Your instructions —
Please copy every line of the records below that holds the word "最值问题".

Dataset rows for apps and sites:

▼

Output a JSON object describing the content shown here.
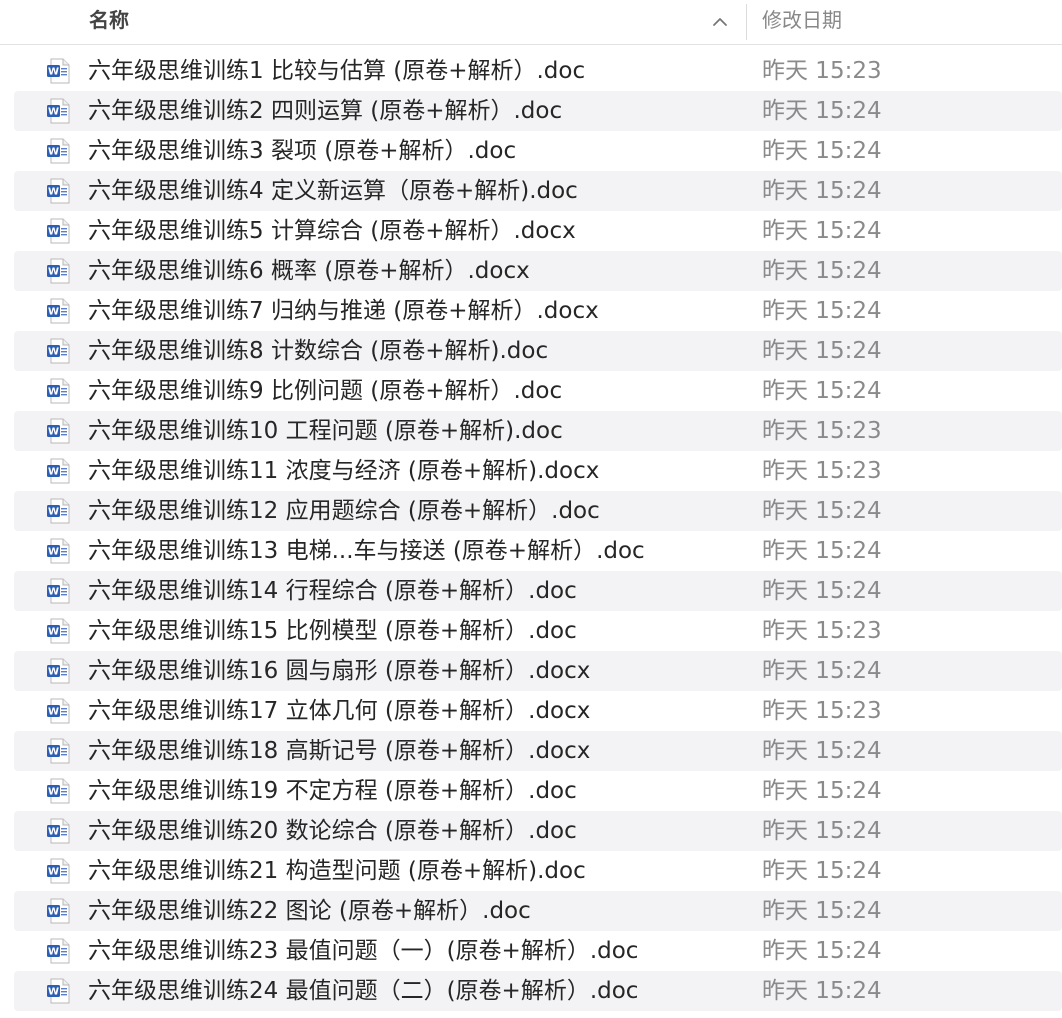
{
  "header": {
    "name_label": "名称",
    "date_label": "修改日期",
    "sort_icon": "chevron-up-icon"
  },
  "accent": {
    "word_blue": "#2b5fb4",
    "row_alt": "#f3f3f5"
  },
  "files": [
    {
      "name": "六年级思维训练1  比较与估算 (原卷+解析）.doc",
      "date": "昨天 15:23",
      "icon": "doc-file-icon"
    },
    {
      "name": "六年级思维训练2  四则运算 (原卷+解析）.doc",
      "date": "昨天 15:24",
      "icon": "doc-file-icon"
    },
    {
      "name": "六年级思维训练3  裂项 (原卷+解析）.doc",
      "date": "昨天 15:24",
      "icon": "doc-file-icon"
    },
    {
      "name": "六年级思维训练4  定义新运算（原卷+解析).doc",
      "date": "昨天 15:24",
      "icon": "doc-file-icon"
    },
    {
      "name": "六年级思维训练5  计算综合 (原卷+解析）.docx",
      "date": "昨天 15:24",
      "icon": "docx-file-icon"
    },
    {
      "name": "六年级思维训练6  概率 (原卷+解析）.docx",
      "date": "昨天 15:24",
      "icon": "docx-file-icon"
    },
    {
      "name": "六年级思维训练7  归纳与推递 (原卷+解析）.docx",
      "date": "昨天 15:24",
      "icon": "docx-file-icon"
    },
    {
      "name": "六年级思维训练8  计数综合 (原卷+解析).doc",
      "date": "昨天 15:24",
      "icon": "doc-file-icon"
    },
    {
      "name": "六年级思维训练9  比例问题 (原卷+解析）.doc",
      "date": "昨天 15:24",
      "icon": "doc-file-icon"
    },
    {
      "name": "六年级思维训练10  工程问题 (原卷+解析).doc",
      "date": "昨天 15:23",
      "icon": "doc-file-icon"
    },
    {
      "name": "六年级思维训练11  浓度与经济 (原卷+解析).docx",
      "date": "昨天 15:23",
      "icon": "docx-file-icon"
    },
    {
      "name": "六年级思维训练12  应用题综合 (原卷+解析）.doc",
      "date": "昨天 15:24",
      "icon": "doc-file-icon"
    },
    {
      "name": "六年级思维训练13  电梯...车与接送 (原卷+解析）.doc",
      "date": "昨天 15:24",
      "icon": "doc-file-icon"
    },
    {
      "name": "六年级思维训练14  行程综合 (原卷+解析）.doc",
      "date": "昨天 15:24",
      "icon": "doc-file-icon"
    },
    {
      "name": "六年级思维训练15  比例模型 (原卷+解析）.doc",
      "date": "昨天 15:23",
      "icon": "doc-file-icon"
    },
    {
      "name": "六年级思维训练16  圆与扇形 (原卷+解析）.docx",
      "date": "昨天 15:24",
      "icon": "docx-file-icon"
    },
    {
      "name": "六年级思维训练17  立体几何 (原卷+解析）.docx",
      "date": "昨天 15:23",
      "icon": "docx-file-icon"
    },
    {
      "name": "六年级思维训练18  高斯记号 (原卷+解析）.docx",
      "date": "昨天 15:24",
      "icon": "docx-file-icon"
    },
    {
      "name": "六年级思维训练19  不定方程 (原卷+解析）.doc",
      "date": "昨天 15:24",
      "icon": "doc-file-icon"
    },
    {
      "name": "六年级思维训练20  数论综合 (原卷+解析）.doc",
      "date": "昨天 15:24",
      "icon": "doc-file-icon"
    },
    {
      "name": "六年级思维训练21  构造型问题 (原卷+解析).doc",
      "date": "昨天 15:24",
      "icon": "doc-file-icon"
    },
    {
      "name": "六年级思维训练22  图论 (原卷+解析）.doc",
      "date": "昨天 15:24",
      "icon": "doc-file-icon"
    },
    {
      "name": "六年级思维训练23  最值问题（一）(原卷+解析）.doc",
      "date": "昨天 15:24",
      "icon": "doc-file-icon"
    },
    {
      "name": "六年级思维训练24  最值问题（二）(原卷+解析）.doc",
      "date": "昨天 15:24",
      "icon": "doc-file-icon"
    }
  ]
}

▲

Result for this task —
      "name": "六年级思维训练23  最值问题（一）(原卷+解析）.doc",
      "name": "六年级思维训练24  最值问题（二）(原卷+解析）.doc",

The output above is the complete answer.